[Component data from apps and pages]
-.-.-

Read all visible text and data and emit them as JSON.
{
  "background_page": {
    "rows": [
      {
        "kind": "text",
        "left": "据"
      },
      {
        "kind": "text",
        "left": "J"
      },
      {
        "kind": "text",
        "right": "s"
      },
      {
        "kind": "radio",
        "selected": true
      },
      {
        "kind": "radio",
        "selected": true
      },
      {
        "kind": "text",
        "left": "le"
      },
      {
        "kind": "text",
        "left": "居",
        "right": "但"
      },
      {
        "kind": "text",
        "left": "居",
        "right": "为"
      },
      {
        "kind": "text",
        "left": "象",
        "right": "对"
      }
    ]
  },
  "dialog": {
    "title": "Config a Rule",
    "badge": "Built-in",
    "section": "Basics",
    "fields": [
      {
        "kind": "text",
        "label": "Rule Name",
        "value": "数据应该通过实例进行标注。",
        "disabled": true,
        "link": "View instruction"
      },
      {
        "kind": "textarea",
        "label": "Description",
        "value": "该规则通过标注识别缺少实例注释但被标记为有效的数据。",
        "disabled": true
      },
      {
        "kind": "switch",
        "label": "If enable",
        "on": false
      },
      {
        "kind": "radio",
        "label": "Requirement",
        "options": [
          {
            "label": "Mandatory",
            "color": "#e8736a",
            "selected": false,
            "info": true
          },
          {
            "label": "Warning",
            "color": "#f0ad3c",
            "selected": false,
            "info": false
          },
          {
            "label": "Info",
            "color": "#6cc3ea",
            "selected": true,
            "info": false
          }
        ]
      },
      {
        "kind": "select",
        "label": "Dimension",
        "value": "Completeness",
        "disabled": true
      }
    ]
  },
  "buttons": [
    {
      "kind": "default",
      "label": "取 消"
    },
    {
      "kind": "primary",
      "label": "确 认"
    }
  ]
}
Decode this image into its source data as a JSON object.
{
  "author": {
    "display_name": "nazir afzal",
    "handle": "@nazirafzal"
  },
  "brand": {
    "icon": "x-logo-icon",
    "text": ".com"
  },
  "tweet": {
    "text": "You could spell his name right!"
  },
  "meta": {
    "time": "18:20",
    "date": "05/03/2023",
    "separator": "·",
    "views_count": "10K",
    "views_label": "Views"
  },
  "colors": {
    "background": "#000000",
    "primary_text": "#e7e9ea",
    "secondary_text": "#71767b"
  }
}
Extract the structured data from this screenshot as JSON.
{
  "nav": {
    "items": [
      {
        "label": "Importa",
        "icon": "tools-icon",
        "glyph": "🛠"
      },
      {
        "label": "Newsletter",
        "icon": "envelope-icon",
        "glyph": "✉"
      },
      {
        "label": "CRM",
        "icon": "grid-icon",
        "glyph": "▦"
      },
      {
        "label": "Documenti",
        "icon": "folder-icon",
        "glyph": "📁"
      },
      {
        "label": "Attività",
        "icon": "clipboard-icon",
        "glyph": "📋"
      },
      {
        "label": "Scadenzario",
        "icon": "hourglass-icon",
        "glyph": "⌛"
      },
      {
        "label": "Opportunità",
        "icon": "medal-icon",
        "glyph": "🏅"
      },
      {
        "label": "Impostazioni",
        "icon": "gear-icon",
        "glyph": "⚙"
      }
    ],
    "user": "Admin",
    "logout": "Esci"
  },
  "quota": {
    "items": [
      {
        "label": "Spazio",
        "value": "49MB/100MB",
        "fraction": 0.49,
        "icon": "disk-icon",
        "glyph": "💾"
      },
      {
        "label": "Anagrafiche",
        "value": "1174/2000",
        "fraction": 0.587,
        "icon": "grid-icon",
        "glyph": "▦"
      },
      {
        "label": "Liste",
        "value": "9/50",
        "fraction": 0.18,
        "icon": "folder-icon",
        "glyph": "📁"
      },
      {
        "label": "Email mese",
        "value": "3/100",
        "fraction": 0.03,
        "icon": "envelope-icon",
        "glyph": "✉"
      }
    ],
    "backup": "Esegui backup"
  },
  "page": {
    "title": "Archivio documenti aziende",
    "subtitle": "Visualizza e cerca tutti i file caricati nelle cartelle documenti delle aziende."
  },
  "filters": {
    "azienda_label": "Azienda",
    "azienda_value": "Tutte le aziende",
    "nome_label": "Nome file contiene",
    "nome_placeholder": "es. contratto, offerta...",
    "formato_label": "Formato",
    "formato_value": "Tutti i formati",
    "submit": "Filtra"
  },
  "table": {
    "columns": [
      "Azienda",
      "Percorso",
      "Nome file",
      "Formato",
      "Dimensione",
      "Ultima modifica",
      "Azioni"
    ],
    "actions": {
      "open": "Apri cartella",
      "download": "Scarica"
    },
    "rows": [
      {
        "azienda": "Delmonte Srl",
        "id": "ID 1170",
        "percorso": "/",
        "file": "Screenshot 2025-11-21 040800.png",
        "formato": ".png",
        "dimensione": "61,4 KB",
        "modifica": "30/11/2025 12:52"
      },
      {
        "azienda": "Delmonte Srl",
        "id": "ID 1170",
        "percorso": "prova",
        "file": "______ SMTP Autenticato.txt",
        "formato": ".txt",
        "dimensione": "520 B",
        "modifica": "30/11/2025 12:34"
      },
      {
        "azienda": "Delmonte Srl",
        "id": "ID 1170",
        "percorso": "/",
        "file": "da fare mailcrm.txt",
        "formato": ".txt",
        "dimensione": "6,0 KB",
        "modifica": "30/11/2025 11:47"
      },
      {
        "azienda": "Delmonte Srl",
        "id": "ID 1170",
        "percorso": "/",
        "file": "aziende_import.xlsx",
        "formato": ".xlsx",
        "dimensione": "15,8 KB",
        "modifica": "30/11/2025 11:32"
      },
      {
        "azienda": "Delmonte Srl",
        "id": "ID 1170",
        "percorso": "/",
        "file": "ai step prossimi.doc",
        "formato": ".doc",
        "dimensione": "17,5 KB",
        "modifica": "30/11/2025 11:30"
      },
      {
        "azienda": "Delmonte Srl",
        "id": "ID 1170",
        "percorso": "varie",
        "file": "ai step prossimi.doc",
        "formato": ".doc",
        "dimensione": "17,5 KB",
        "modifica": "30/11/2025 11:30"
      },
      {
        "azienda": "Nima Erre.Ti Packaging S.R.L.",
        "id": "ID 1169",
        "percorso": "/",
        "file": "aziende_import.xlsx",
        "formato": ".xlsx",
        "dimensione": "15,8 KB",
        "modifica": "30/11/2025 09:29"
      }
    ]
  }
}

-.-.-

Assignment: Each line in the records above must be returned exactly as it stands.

Task answer:
Read all visible text and data and emit them as JSON.
{
  "background_page": {
    "rows": [
      {
        "kind": "text",
        "left": "据"
      },
      {
        "kind": "text",
        "left": "J"
      },
      {
        "kind": "text",
        "right": "s"
      },
      {
        "kind": "radio",
        "selected": true
      },
      {
        "kind": "radio",
        "selected": true
      },
      {
        "kind": "text",
        "left": "le"
      },
      {
        "kind": "text",
        "left": "居",
        "right": "但"
      },
      {
        "kind": "text",
        "left": "居",
        "right": "为"
      },
      {
        "kind": "text",
        "left": "象",
        "right": "对"
      }
    ]
  },
  "dialog": {
    "title": "Config a Rule",
    "badge": "Built-in",
    "section": "Basics",
    "fields": [
      {
        "kind": "text",
        "label": "Rule Name",
        "value": "数据应该通过实例进行标注。",
        "disabled": true,
        "link": "View instruction"
      },
      {
        "kind": "textarea",
        "label": "Description",
        "value": "该规则通过标注识别缺少实例注释但被标记为有效的数据。",
        "disabled": true
      },
      {
        "kind": "switch",
        "label": "If enable",
        "on": false
      },
      {
        "kind": "radio",
        "label": "Requirement",
        "options": [
          {
            "label": "Mandatory",
            "color": "#e8736a",
            "selected": false,
            "info": true
          },
          {
            "label": "Warning",
            "color": "#f0ad3c",
            "selected": false,
            "info": false
          },
          {
            "label": "Info",
            "color": "#6cc3ea",
            "selected": true,
            "info": false
          }
        ]
      },
      {
        "kind": "select",
        "label": "Dimension",
        "value": "Completeness",
        "disabled": true
      }
    ]
  },
  "buttons": [
    {
      "kind": "default",
      "label": "取 消"
    },
    {
      "kind": "primary",
      "label": "确 认"
    }
  ]
}
Decode this image into its source data as a JSON object.
{
  "author": {
    "display_name": "nazir afzal",
    "handle": "@nazirafzal"
  },
  "brand": {
    "icon": "x-logo-icon",
    "text": ".com"
  },
  "tweet": {
    "text": "You could spell his name right!"
  },
  "meta": {
    "time": "18:20",
    "date": "05/03/2023",
    "separator": "·",
    "views_count": "10K",
    "views_label": "Views"
  },
  "colors": {
    "background": "#000000",
    "primary_text": "#e7e9ea",
    "secondary_text": "#71767b"
  }
}
Extract the structured data from this screenshot as JSON.
{
  "nav": {
    "items": [
      {
        "label": "Importa",
        "icon": "tools-icon",
        "glyph": "🛠"
      },
      {
        "label": "Newsletter",
        "icon": "envelope-icon",
        "glyph": "✉"
      },
      {
        "label": "CRM",
        "icon": "grid-icon",
        "glyph": "▦"
      },
      {
        "label": "Documenti",
        "icon": "folder-icon",
        "glyph": "📁"
      },
      {
        "label": "Attività",
        "icon": "clipboard-icon",
        "glyph": "📋"
      },
      {
        "label": "Scadenzario",
        "icon": "hourglass-icon",
        "glyph": "⌛"
      },
      {
        "label": "Opportunità",
        "icon": "medal-icon",
        "glyph": "🏅"
      },
      {
        "label": "Impostazioni",
        "icon": "gear-icon",
        "glyph": "⚙"
      }
    ],
    "user": "Admin",
    "logout": "Esci"
  },
  "quota": {
    "items": [
      {
        "label": "Spazio",
        "value": "49MB/100MB",
        "fraction": 0.49,
        "icon": "disk-icon",
        "glyph": "💾"
      },
      {
        "label": "Anagrafiche",
        "value": "1174/2000",
        "fraction": 0.587,
        "icon": "grid-icon",
        "glyph": "▦"
      },
      {
        "label": "Liste",
        "value": "9/50",
        "fraction": 0.18,
        "icon": "folder-icon",
        "glyph": "📁"
      },
      {
        "label": "Email mese",
        "value": "3/100",
        "fraction": 0.03,
        "icon": "envelope-icon",
        "glyph": "✉"
      }
    ],
    "backup": "Esegui backup"
  },
  "page": {
    "title": "Archivio documenti aziende",
    "subtitle": "Visualizza e cerca tutti i file caricati nelle cartelle documenti delle aziende."
  },
  "filters": {
    "azienda_label": "Azienda",
    "azienda_value": "Tutte le aziende",
    "nome_label": "Nome file contiene",
    "nome_placeholder": "es. contratto, offerta...",
    "formato_label": "Formato",
    "formato_value": "Tutti i formati",
    "submit": "Filtra"
  },
  "table": {
    "columns": [
      "Azienda",
      "Percorso",
      "Nome file",
      "Formato",
      "Dimensione",
      "Ultima modifica",
      "Azioni"
    ],
    "actions": {
      "open": "Apri cartella",
      "download": "Scarica"
    },
    "rows": [
      {
        "azienda": "Delmonte Srl",
        "id": "ID 1170",
        "percorso": "/",
        "file": "Screenshot 2025-11-21 040800.png",
        "formato": ".png",
        "dimensione": "61,4 KB",
        "modifica": "30/11/2025 12:52"
      },
      {
        "azienda": "Delmonte Srl",
        "id": "ID 1170",
        "percorso": "prova",
        "file": "______ SMTP Autenticato.txt",
        "formato": ".txt",
        "dimensione": "520 B",
        "modifica": "30/11/2025 12:34"
      },
      {
        "azienda": "Delmonte Srl",
        "id": "ID 1170",
        "percorso": "/",
        "file": "da fare mailcrm.txt",
        "formato": ".txt",
        "dimensione": "6,0 KB",
        "modifica": "30/11/2025 11:47"
      },
      {
        "azienda": "Delmonte Srl",
        "id": "ID 1170",
        "percorso": "/",
        "file": "aziende_import.xlsx",
        "formato": ".xlsx",
        "dimensione": "15,8 KB",
        "modifica": "30/11/2025 11:32"
      },
      {
        "azienda": "Delmonte Srl",
        "id": "ID 1170",
        "percorso": "/",
        "file": "ai step prossimi.doc",
        "formato": ".doc",
        "dimensione": "17,5 KB",
        "modifica": "30/11/2025 11:30"
      },
      {
        "azienda": "Delmonte Srl",
        "id": "ID 1170",
        "percorso": "varie",
        "file": "ai step prossimi.doc",
        "formato": ".doc",
        "dimensione": "17,5 KB",
        "modifica": "30/11/2025 11:30"
      },
      {
        "azienda": "Nima Erre.Ti Packaging S.R.L.",
        "id": "ID 1169",
        "percorso": "/",
        "file": "aziende_import.xlsx",
        "formato": ".xlsx",
        "dimensione": "15,8 KB",
        "modifica": "30/11/2025 09:29"
      }
    ]
  }
}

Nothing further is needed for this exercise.